Extracted data entries
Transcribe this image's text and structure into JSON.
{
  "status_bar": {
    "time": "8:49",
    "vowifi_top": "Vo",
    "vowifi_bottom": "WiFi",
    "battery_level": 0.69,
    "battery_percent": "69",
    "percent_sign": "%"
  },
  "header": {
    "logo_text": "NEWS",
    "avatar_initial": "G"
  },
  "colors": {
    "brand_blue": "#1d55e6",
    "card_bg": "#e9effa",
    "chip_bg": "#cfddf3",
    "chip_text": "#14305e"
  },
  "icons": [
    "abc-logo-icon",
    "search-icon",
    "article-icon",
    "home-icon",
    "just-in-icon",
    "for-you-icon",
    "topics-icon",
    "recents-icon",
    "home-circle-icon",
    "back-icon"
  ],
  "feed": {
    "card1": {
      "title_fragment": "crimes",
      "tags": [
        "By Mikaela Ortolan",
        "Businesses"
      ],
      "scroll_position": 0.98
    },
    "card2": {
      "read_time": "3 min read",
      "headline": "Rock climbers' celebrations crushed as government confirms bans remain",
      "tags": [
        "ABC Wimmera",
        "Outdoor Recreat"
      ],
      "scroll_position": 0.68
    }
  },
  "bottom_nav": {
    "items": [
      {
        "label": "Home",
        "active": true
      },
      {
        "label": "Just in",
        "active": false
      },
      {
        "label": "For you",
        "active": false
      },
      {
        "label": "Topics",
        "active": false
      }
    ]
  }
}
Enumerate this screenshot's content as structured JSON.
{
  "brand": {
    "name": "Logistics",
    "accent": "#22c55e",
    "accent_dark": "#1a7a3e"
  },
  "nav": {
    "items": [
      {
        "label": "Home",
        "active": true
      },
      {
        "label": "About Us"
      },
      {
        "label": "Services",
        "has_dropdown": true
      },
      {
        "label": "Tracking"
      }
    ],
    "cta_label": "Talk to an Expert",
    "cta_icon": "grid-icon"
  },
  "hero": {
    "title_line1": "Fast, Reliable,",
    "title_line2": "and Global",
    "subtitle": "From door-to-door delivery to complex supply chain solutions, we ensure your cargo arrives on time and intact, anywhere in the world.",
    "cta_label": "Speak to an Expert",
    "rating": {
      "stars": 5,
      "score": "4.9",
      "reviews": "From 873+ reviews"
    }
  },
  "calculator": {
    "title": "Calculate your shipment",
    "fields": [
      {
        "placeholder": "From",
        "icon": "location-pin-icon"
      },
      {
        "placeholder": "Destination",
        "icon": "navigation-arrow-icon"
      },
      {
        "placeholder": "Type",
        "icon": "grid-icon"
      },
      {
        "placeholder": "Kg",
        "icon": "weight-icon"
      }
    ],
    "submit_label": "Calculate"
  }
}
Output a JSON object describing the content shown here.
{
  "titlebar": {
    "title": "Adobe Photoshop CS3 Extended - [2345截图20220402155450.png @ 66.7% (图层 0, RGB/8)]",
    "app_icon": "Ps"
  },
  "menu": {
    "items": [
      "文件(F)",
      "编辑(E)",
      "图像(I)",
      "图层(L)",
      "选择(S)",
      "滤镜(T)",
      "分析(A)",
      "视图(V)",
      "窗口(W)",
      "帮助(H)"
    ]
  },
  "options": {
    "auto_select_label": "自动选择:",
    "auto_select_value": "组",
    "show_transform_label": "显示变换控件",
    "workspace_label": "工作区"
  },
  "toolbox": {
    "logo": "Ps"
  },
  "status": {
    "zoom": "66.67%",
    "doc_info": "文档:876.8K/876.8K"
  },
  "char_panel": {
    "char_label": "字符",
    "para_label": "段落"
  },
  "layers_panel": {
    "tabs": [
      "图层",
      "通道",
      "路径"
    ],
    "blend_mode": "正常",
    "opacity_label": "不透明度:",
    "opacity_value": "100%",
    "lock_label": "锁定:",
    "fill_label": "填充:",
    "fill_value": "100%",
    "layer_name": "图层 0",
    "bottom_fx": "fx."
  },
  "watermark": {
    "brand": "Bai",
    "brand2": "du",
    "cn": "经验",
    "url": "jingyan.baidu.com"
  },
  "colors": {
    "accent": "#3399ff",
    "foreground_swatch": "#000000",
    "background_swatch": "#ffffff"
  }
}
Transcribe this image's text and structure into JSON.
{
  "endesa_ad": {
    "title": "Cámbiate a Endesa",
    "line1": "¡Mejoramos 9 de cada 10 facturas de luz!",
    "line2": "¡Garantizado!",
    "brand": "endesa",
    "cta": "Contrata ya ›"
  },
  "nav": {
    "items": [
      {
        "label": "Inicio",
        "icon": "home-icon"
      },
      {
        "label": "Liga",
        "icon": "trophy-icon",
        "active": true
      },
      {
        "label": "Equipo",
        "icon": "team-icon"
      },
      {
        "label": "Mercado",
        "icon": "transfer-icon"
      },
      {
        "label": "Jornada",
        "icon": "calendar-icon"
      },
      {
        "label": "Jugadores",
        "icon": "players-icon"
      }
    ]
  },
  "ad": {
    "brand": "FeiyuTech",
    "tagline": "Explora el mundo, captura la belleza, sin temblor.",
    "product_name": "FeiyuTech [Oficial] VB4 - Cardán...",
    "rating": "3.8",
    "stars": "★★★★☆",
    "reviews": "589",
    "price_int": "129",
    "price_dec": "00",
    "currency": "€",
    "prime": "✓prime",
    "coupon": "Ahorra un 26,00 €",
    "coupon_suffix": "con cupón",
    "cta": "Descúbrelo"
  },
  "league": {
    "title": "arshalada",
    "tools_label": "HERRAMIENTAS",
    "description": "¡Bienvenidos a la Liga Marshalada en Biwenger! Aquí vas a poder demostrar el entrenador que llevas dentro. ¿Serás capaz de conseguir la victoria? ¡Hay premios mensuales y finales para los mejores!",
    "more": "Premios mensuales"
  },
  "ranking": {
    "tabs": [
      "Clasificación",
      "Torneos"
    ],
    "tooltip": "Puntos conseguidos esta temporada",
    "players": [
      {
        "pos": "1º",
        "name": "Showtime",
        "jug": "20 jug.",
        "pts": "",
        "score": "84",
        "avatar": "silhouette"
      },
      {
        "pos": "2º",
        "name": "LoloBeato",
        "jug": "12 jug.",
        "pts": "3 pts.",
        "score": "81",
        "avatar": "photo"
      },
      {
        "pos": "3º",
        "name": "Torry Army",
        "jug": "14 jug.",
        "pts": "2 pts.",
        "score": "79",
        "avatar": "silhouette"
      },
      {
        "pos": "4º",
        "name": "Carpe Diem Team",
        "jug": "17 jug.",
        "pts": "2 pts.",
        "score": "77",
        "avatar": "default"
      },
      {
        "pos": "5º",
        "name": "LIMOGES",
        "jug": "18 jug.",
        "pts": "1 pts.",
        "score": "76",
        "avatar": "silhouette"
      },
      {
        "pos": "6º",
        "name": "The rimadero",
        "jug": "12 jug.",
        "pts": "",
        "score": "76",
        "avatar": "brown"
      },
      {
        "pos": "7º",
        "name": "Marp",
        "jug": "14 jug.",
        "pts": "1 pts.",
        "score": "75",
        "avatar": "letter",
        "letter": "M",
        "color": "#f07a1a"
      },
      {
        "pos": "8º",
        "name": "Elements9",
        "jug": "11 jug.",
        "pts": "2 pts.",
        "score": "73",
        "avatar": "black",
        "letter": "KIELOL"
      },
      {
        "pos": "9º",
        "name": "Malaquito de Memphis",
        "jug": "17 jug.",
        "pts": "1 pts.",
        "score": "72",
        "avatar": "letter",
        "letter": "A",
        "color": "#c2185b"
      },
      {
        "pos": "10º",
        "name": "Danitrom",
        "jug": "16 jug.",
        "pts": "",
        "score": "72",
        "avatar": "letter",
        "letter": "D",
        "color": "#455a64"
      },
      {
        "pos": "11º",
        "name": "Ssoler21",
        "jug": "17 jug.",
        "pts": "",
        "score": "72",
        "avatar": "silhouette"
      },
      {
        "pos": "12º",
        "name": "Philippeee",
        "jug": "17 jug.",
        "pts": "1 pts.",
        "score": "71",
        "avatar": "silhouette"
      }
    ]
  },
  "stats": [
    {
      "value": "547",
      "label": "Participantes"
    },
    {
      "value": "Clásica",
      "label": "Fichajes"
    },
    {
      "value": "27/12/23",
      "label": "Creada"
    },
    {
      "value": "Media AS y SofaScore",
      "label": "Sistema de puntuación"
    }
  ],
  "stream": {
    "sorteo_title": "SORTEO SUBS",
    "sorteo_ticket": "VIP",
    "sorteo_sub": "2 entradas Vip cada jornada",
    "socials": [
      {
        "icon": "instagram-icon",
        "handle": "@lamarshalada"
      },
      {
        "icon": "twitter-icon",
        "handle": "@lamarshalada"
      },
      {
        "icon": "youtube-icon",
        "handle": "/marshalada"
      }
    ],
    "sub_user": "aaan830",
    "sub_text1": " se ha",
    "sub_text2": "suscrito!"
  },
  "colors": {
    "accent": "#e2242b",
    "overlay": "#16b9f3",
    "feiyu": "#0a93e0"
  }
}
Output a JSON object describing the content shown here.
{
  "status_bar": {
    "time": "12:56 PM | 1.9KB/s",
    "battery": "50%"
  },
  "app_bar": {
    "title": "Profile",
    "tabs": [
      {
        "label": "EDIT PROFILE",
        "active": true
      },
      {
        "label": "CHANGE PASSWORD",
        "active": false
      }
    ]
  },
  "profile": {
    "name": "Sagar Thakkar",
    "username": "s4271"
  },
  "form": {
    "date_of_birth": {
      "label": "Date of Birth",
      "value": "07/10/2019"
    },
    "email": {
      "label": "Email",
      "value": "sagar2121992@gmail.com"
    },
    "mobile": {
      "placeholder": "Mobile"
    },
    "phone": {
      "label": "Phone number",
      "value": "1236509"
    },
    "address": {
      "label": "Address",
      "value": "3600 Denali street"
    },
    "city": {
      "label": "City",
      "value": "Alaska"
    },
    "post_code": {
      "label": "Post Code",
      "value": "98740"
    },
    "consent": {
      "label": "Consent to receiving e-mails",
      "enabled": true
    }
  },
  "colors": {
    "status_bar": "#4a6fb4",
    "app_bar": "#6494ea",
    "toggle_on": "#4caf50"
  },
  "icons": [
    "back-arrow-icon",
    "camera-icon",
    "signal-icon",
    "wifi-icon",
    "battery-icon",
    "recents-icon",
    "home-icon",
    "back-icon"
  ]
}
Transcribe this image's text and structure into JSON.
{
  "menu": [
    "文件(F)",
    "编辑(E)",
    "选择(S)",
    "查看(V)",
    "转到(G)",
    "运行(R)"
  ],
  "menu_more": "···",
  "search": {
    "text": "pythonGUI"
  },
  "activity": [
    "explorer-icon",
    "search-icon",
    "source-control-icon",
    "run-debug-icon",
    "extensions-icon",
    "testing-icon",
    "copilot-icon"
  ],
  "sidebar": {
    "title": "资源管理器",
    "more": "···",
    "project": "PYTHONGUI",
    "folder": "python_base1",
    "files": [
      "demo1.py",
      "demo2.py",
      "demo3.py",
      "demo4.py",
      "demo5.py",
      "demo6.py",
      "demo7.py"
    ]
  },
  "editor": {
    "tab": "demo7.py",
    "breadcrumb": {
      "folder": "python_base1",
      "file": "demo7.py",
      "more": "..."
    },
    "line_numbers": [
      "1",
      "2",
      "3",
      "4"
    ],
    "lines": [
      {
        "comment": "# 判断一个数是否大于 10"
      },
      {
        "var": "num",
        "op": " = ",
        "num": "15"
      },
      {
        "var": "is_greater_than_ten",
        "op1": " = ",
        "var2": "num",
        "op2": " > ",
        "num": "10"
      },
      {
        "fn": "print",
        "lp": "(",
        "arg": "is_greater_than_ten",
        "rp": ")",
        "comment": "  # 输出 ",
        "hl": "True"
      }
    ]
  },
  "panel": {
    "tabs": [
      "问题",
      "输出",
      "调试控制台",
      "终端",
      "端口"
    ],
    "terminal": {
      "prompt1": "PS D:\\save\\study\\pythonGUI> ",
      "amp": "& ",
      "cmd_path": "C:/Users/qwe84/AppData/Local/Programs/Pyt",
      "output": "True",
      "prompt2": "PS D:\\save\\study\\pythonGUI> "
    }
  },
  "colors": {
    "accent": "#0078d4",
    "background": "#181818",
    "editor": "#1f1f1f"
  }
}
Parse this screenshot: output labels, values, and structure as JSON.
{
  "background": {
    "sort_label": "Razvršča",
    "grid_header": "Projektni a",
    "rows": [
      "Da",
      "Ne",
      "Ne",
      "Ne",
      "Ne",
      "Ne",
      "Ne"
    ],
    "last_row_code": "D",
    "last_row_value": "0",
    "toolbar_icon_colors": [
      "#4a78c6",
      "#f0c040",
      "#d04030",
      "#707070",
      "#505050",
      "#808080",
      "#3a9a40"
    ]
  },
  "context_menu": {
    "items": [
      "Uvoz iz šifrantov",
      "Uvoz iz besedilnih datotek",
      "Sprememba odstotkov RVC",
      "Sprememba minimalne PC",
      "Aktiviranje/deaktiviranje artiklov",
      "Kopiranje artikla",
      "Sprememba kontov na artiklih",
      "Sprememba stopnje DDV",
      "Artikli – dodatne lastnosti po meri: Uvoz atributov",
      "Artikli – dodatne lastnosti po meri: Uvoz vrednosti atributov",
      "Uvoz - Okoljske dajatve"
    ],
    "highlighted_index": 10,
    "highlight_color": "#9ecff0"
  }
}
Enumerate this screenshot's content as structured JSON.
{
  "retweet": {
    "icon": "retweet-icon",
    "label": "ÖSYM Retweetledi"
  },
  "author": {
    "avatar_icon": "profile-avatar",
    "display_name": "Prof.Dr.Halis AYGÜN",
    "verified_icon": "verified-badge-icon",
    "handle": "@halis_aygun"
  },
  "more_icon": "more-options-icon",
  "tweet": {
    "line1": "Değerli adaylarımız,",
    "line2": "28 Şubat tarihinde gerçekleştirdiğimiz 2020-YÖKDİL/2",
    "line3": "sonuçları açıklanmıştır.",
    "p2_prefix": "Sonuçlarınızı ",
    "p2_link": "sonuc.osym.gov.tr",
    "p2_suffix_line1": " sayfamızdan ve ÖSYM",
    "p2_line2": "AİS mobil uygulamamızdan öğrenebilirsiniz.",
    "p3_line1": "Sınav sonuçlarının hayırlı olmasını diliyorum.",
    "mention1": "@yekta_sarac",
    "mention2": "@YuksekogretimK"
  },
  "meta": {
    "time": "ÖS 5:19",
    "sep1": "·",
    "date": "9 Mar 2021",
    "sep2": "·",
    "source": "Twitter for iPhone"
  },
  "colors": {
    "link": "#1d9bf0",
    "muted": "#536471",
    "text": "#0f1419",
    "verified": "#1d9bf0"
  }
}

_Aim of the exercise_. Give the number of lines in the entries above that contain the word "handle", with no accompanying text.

_Output of the task_. 4